I was at the Sunway Pyramid Mall recently. Looking around, I couldn’t help but think to myself, “We are returning to some sense of normalcy, as I get out of the security check queue for vaccination status and into the mall.”
The mall was full of shoppers (fully masked, of course); decked out with Chinese New Year decorations to usher in the Year of the Tiger, with festive songs playing in the background (which added to the festive mood). After two years of on and off lockdowns and travel restrictions, this is truly a welcome sight and blessing in many ways (thanks greatly to the vaccines and being better informed on how to keep ourselves safe).
Prior to the pandemic, my husband and I would host our Sunway students at our home to experience Chinese New Year. I especially miss seeing our Sunway University, Sunway College, Sunway TES & Sunway International School, Malaysia international students in all their beautiful national costumes arrive in the Sunway bus and we would watch our muhibbah lion dance together. I miss feeding them with our family New Year cookies and listening to their cheers of delight while enjoying the lions. I miss those heartfelt moments of cultural sharing.
Thankfully, we were able to have a Chinese New Year celebration on campus (with a bigger one virtually in the evening), which was organised by our students from the Sunway Chinese Independent School Alumni Club. My heart goes out to our dedicated students for their love and passion despite facing the current challenges.
As we enter the year of the tiger, I’m reminded of the fascinating story behind how the tiger became one of the Chinese zodiac creatures. At a time when Earth which had been in turmoil, the tiger was said to have been sent by the Jade Emperor to restore order and bring peace. Thanks to its bravery, strength, persistence and determination (as well as never back down attitude), the tiger was successful in bringing stability back to the human world, the forest, and the sea. For its contributions, the Jade Emperor added a vertical line on top of the original three horizontal lines on the tiger’s forehead, which means “King” in Chinese, and raised its status as one of the twelve zodiac animals.
In pop culture, tigers are usually affectionate, generous and bursting with vigour such as Hobbes of ‘Calvin and Hobbes’, where he is a stuffed tiger to all except Calvin. And then there is Tigger, the loving, friendly, rambunctious and overly energetic tiger, who is one of Winnie the Pooh’s best friends with a great tendency for bouncing.
In the coming year, let us emulate these positive characteristics of the tiger in all that we do; fearless in facing the challenges, the pandemic and the ups and downs of life. Let us continue to serve, support and to live in harmony with our fellow human beings and all creatures as best we can. Let us also remember to be generous of heart and kind to those around us especially those who need help, and may we remain high-spirited and have an optimistic outlook to life as this is essential to a purposeful existence.

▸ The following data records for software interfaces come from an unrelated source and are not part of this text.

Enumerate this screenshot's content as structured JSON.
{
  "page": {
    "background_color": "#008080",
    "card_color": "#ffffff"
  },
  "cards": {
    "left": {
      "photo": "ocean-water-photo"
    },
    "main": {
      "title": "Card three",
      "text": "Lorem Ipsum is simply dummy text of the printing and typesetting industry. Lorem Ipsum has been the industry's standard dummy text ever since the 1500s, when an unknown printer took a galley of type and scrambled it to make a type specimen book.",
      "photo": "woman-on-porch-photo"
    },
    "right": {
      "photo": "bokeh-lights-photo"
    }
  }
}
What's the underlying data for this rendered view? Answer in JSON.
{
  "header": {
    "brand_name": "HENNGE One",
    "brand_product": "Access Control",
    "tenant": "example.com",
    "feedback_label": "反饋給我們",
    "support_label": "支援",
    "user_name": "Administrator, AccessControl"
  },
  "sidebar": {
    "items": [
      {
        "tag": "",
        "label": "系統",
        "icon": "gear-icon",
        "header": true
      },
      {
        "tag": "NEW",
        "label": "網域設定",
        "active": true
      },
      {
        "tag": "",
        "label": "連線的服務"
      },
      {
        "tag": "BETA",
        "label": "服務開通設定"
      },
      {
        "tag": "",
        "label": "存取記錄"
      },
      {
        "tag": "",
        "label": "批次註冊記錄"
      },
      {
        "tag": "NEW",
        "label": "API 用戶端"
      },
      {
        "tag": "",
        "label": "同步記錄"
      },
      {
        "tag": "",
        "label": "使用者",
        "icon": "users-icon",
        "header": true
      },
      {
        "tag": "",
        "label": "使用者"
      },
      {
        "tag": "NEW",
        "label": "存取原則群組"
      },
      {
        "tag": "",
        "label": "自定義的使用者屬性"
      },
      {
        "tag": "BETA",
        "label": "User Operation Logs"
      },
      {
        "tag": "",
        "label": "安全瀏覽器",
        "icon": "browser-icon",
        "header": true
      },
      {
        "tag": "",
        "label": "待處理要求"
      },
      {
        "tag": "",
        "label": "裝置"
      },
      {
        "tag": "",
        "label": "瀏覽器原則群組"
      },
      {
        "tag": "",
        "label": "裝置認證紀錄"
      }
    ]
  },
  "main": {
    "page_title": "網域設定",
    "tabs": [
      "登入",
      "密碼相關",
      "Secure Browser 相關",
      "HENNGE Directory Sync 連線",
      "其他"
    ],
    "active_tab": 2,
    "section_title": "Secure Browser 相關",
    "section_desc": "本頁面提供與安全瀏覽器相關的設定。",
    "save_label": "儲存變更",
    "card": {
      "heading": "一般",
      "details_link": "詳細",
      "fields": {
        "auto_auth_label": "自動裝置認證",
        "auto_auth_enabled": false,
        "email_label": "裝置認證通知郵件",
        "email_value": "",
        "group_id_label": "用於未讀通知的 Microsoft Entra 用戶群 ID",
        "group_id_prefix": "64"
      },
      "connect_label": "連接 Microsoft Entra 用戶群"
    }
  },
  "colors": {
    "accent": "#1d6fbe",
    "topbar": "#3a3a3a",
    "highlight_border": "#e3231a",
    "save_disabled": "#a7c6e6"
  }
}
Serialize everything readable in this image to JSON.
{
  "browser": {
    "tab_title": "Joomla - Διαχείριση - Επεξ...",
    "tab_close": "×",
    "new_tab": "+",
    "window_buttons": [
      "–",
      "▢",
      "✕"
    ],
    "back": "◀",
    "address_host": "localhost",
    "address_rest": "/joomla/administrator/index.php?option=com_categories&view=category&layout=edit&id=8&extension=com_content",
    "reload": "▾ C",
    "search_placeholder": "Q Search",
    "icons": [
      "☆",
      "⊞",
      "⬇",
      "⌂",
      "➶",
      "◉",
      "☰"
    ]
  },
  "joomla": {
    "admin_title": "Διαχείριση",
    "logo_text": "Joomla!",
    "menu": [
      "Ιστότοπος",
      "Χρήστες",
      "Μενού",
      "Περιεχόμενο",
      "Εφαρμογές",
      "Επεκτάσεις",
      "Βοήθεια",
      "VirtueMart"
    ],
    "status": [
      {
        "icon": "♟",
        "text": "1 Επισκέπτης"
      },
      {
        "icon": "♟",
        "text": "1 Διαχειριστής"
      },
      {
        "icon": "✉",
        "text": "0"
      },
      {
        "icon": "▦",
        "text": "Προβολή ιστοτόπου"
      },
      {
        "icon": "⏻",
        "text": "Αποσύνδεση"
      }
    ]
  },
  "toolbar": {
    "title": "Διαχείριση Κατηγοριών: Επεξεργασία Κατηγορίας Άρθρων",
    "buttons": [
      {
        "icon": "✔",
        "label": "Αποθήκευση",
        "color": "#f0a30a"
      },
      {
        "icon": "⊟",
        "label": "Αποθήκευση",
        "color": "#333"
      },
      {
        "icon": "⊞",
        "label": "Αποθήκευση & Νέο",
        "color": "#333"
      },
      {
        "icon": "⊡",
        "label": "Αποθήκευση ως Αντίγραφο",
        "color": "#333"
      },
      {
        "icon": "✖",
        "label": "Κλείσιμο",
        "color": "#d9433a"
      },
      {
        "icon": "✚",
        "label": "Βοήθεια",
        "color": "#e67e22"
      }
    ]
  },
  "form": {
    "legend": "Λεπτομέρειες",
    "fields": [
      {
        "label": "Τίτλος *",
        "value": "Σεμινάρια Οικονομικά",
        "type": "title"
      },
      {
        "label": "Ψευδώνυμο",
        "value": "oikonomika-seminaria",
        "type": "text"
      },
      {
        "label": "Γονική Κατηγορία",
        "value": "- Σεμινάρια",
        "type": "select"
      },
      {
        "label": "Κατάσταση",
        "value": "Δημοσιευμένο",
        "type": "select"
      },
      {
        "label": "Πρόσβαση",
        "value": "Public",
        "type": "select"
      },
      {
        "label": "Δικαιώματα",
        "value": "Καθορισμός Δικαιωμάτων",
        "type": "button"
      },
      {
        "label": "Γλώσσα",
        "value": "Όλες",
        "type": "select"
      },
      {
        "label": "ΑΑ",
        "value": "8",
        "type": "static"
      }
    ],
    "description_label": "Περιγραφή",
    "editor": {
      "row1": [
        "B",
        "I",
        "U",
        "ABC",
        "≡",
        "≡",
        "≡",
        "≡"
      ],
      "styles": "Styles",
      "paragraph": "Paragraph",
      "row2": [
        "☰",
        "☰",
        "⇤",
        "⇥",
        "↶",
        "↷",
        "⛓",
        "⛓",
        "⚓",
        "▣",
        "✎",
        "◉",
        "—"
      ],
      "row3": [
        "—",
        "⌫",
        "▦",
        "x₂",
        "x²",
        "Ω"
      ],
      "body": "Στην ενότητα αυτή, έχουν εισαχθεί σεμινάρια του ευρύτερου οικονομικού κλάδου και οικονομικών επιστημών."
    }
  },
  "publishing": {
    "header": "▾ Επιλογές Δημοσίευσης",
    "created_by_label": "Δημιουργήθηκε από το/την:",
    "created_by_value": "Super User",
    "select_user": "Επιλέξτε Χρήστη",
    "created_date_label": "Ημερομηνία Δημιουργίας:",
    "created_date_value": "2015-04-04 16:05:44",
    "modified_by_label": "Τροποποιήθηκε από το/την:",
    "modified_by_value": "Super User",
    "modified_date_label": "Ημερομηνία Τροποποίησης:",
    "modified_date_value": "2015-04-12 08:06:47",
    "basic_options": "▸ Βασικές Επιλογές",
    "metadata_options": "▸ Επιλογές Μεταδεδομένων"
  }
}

Tigers are also solitary creatures yet known to collaborate on hunts, to increase their chances of securing food and survival. While we too have been solitary during the pandemic, in our home and away from our families, we adapted, learned to live and work differently, and most of all, we survived. The spirit of #KitaJagaKita or We Care for Each Other was on display; a reminder that in our darkest moment, we are there for one another.
The past two years has also taught us the importance of family. Last year, because of the pandemic all my three daughters were back home for Chinese New Year. Despite the challenging and uncertainty of the pandemic, it played an important part in bringing my family together. And I was not alone in this, for many who had children studying or working overseas, their families too were brought closer together, many with the help of technology and Zoom.
Tiger years are said to be times of change. Hence, let us embrace change, for we now know that we can adapt. Our experiences, both good and bad, are what make us who we are. What we have been through is a wake-up call, we must reflect, re-evaluate and realign our priorities and our way of life. Indeed, we have all adapted throughout the past two years.
With the call now to have everyone get their booster shots, the outlook for the year at the moment seems brighter. Yet as I write this piece, the scourge of the Omicron COVID-19 variant looms large above us. Let us not allow ourselves to become complacent. Let us celebrate the optimism while adhering to SOPs to keep everyone safe.
Dr Elizabeth Lee, Chief Executive Officer, Sunway Education Group